Dataset records
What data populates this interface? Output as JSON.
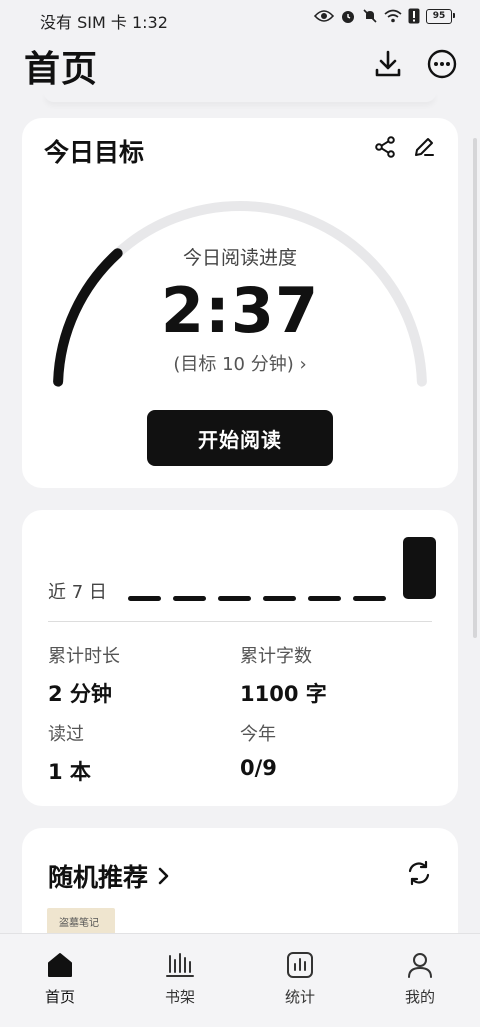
{
  "status_bar": {
    "left_text": "没有 SIM 卡 1:32",
    "battery": "95"
  },
  "header": {
    "title": "首页",
    "icons": [
      "download-icon",
      "more-icon"
    ]
  },
  "goal_card": {
    "title": "今日目标",
    "icons": [
      "share-icon",
      "edit-icon"
    ],
    "progress_label": "今日阅读进度",
    "time": "2:37",
    "target": "(目标 10 分钟) ›",
    "progress_fraction": 0.26,
    "start_button": "开始阅读"
  },
  "stats_card": {
    "recent_label": "近 7 日",
    "weekly_values": [
      0,
      0,
      0,
      0,
      0,
      0,
      1
    ],
    "stats": [
      {
        "label": "累计时长",
        "value": "2 分钟"
      },
      {
        "label": "累计字数",
        "value": "1100 字"
      },
      {
        "label": "读过",
        "value": "1 本"
      },
      {
        "label": "今年",
        "value": "0/9"
      }
    ]
  },
  "recommend_card": {
    "title": "随机推荐",
    "book_cover_text": "盗墓笔记"
  },
  "tab_bar": {
    "tabs": [
      {
        "label": "首页",
        "icon": "home-icon",
        "active": true
      },
      {
        "label": "书架",
        "icon": "bookshelf-icon",
        "active": false
      },
      {
        "label": "统计",
        "icon": "stats-icon",
        "active": false
      },
      {
        "label": "我的",
        "icon": "profile-icon",
        "active": false
      }
    ]
  },
  "colors": {
    "accent": "#111111",
    "background": "#f2f2f4",
    "track": "#e8e8ea"
  }
}
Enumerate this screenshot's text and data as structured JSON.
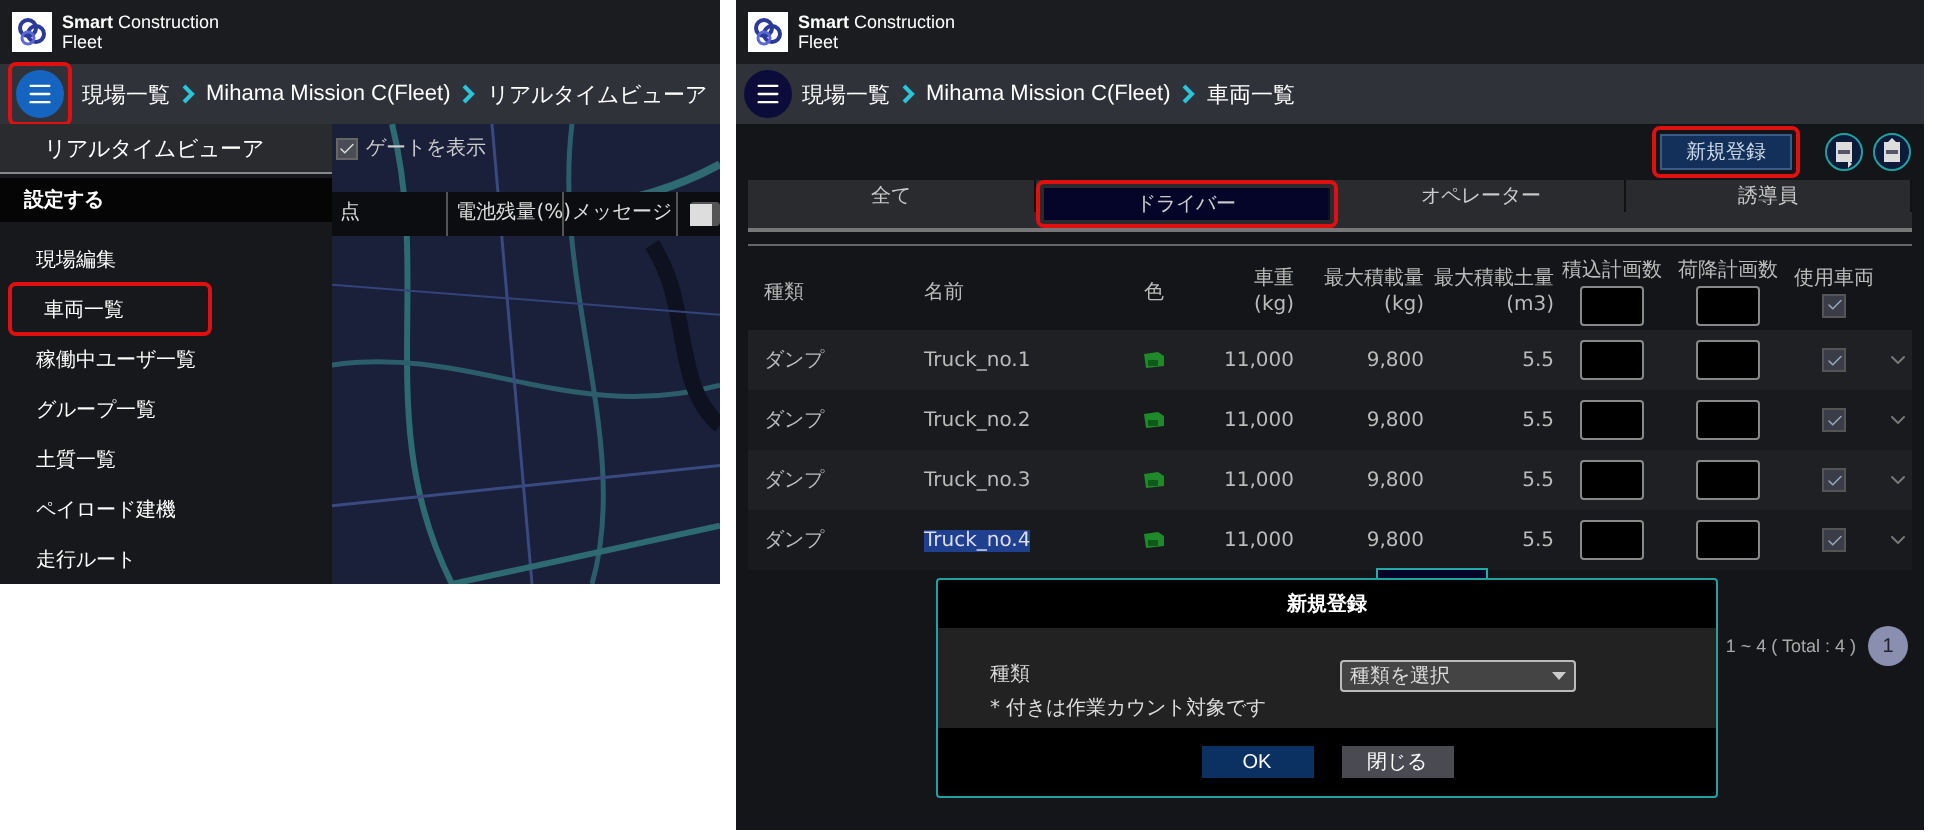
{
  "left_screen": {
    "header": {
      "brand_line1": "**Smart** Construction",
      "brand_line2": "Fleet"
    },
    "menu_button": {
      "annotated": true
    },
    "breadcrumb": [
      "現場一覧",
      "Mihama Mission C(Fleet)",
      "リアルタイムビューア"
    ],
    "map_toolbar": {
      "gate_label": "ゲートを表示",
      "gate_checked": true
    },
    "table_header": [
      "点",
      "電池残量(%)",
      "メッセージ"
    ],
    "table_toggle_on": false,
    "menu": {
      "current": "リアルタイムビューア",
      "section": "設定する",
      "items": [
        {
          "label": "現場編集",
          "annotated": false
        },
        {
          "label": "車両一覧",
          "annotated": true
        },
        {
          "label": "稼働中ユーザ一覧",
          "annotated": false
        },
        {
          "label": "グループ一覧",
          "annotated": false
        },
        {
          "label": "土質一覧",
          "annotated": false
        },
        {
          "label": "ペイロード建機",
          "annotated": false
        },
        {
          "label": "走行ルート",
          "annotated": false
        }
      ]
    }
  },
  "right_screen": {
    "header": {
      "brand_line1": "**Smart** Construction",
      "brand_line2": "Fleet"
    },
    "menu_button": {
      "annotated": false
    },
    "breadcrumb": [
      "現場一覧",
      "Mihama Mission C(Fleet)",
      "車両一覧"
    ],
    "new_button": {
      "label": "新規登録",
      "annotated": true
    },
    "tabs": [
      {
        "label": "全て",
        "selected": false,
        "annotated": false
      },
      {
        "label": "ドライバー",
        "selected": true,
        "annotated": true
      },
      {
        "label": "オペレーター",
        "selected": false,
        "annotated": false
      },
      {
        "label": "誘導員",
        "selected": false,
        "annotated": false
      }
    ],
    "columns": [
      {
        "label": "種類",
        "kind": "text"
      },
      {
        "label": "名前",
        "kind": "text"
      },
      {
        "label": "色",
        "kind": "center"
      },
      {
        "label": "車重",
        "unit": "(kg)",
        "kind": "number"
      },
      {
        "label": "最大積載量",
        "unit": "(kg)",
        "kind": "number"
      },
      {
        "label": "最大積載土量",
        "unit": "(m3)",
        "kind": "number"
      },
      {
        "label": "積込計画数",
        "kind": "input"
      },
      {
        "label": "荷降計画数",
        "kind": "input"
      },
      {
        "label": "使用車両",
        "kind": "checkbox",
        "checked": true
      }
    ],
    "rows": [
      {
        "type": "ダンプ",
        "name": "Truck_no.1",
        "name_highlighted": false,
        "weight": "11,000",
        "max_load": "9,800",
        "max_volume": "5.5",
        "in_use": true
      },
      {
        "type": "ダンプ",
        "name": "Truck_no.2",
        "name_highlighted": false,
        "weight": "11,000",
        "max_load": "9,800",
        "max_volume": "5.5",
        "in_use": true
      },
      {
        "type": "ダンプ",
        "name": "Truck_no.3",
        "name_highlighted": false,
        "weight": "11,000",
        "max_load": "9,800",
        "max_volume": "5.5",
        "in_use": true
      },
      {
        "type": "ダンプ",
        "name": "Truck_no.4",
        "name_highlighted": true,
        "weight": "11,000",
        "max_load": "9,800",
        "max_volume": "5.5",
        "in_use": true
      }
    ],
    "pagination": {
      "range": "1 ~ 4 ( Total : 4 )",
      "pages": [
        {
          "label": "1",
          "selected": true
        }
      ]
    },
    "modal": {
      "title": "新規登録",
      "field_label": "種類",
      "note": "* 付きは作業カウント対象です",
      "select_value": "種類を選択",
      "buttons": [
        {
          "label": "OK",
          "kind": "primary"
        },
        {
          "label": "閉じる",
          "kind": "secondary"
        }
      ]
    }
  }
}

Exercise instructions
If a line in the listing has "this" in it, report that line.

Your response
What data populates this interface? Output as JSON.
Enumerate this screenshot's text and data as structured JSON.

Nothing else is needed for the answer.